Narwhal tusks and Marco Polo
First let us consider the origin of the unicorn. One theory for the imaginative invention of the Unicorn is that Narwhale tusks were the model for the type of horn we see on European representations of unicorns as in the photo above. These unicorns look like an antelope or a horse with the narwhale horn coming out of the middle of its forehead. It is possible the unicorn started as a tall tale from a fisherman or a beachcomber.
Continue reading “God is Not a Unicorn: The Myth and Physics of Creation (Part 1)”
Last time I wrote about Levels of Being and the difference between consciousness and self-awareness. I have also written about mental maps and how we sometimes confuse our mental constructs (models of reality) with reality itself. I find it useful to think we have mental frameworks, but what do we actually know about how our mind creates concepts?
The answer is (like so much of what we think we know): Not much.
Science vs. Philosophy
Philosophy is the study of all knowledge about the essence of Reality and all that exists in it, including human beings. Science used to be called “Natural Philosophy.” It was a branch of philosophy that dealt with the physical nature of things. It is only very recently that the later term was dropped, and we call all things that we study about the physical world: Science. Further, it’s only since the early part of the 20th century that people began to think that science had developed far enough along that it could replace all of philosophy to explain all of Reality. By the time I went to college, philosophy was no longer a core subject of study.

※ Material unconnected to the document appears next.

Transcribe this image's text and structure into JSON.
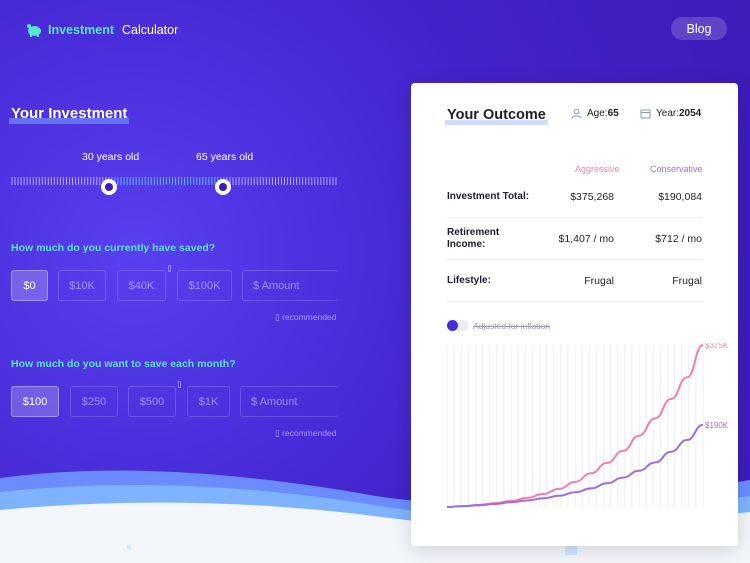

I think this is a mistake because without some understanding of philosophy it is difficult to formulate conclusions about what we see in the models and experiments that scientists conduct. (See Bergson vs Einstein).
I believe that science can help inform other branches of philosophy, but when it comes to questions that border on the edge of our understanding, it helps to be familiar with the a broader philosophical approach that has developed over the centuries.
What is a concept?
Philosophers separate the problem of concepts into 3 categories:
Continue reading “Human Concepts and Divine Ideas – Brain Theory”
- Concepts as mental representations
- Concepts as abilities
- Concepts as abstract objects